Nell Dunn: Up the Junction

When people bemoan the lack of working class voices in fiction, I usually point them in the direction of the Angry Young Men, but it’s true that there have been fewer of those in recent decades. And where were the Angry Young Women? Well, Nell Dunn qualifies as one of them. Although she originally came from a privileged background, she lived in Battersea and South London and came to know at first hand the young girls whose voices she so accurately captures in this collection of short stories, published in 1963. The grimy, less reported side of the Swinging Sixties, the stories feel like eavesdropping on conversations – they’re in equal parts comic and shocking, gritty and resilient. The film based on the book sanitised some of the darker aspects.
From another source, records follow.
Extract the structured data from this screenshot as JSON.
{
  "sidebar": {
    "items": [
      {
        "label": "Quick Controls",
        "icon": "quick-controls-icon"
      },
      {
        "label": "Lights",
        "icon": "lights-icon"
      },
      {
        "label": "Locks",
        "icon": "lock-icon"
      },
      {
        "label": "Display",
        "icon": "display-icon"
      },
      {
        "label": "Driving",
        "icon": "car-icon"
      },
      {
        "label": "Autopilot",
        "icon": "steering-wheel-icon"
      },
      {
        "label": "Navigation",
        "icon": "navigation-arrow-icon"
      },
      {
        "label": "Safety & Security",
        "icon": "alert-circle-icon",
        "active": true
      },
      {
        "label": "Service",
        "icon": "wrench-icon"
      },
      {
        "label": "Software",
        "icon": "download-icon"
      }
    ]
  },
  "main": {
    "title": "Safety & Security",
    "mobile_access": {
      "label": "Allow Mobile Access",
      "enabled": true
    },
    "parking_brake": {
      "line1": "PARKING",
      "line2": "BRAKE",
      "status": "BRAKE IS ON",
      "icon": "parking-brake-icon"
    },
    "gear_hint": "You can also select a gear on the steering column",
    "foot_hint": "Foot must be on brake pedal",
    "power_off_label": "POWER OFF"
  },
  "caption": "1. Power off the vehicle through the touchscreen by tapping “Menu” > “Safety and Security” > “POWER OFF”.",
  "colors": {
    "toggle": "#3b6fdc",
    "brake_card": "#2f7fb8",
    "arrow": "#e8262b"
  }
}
I read this book ages ago, borrowing it from the British Council library in Bucharest in my teens. I’ve never found it since, but then came across this battered copy at a charity shop in Manchester a couple of years ago.

Angela Carter (ed.): Wayward Girls and Wicked Women

The third Virago book is this anthology of stories of what one might call today ‘Nasty Women’, extolling those unfeminine virtues of discontent, impatience, sexual disruption and bad manners. These subversive stories by Leonora Carrington, Katherine Mansfield, Colette, Bessie Head, Luo Shuo, Jamaica Kincaid and others are all about being ‘not nice’. We find witches and prostitutes and fraudsters. Some of the stories are dark, some are funny, some are both and might make you squirm. It was one of the first books I bought when I came to London to study for my Ph. D. (about charismatic women in new religions, incidentally). But I’ll leave you with a quote from Angela Carter herself:

And all these disparate women have something else in common – a certain sense of self-esteem, however tattered. They know they are worth more than that which fate has allotted them. They are prepared to plot and scheme; to snatch; to battle; to burrow away from within, in order to get their hands on that little bit extra, be it of love, or money, or vengeance, or pleasure, or respect.

I would love to hear of anything on your shelves which you consider unusual or obscure or deserving of wider attention? How did you get hold of it? Why do you still keep it? What does it mean to you?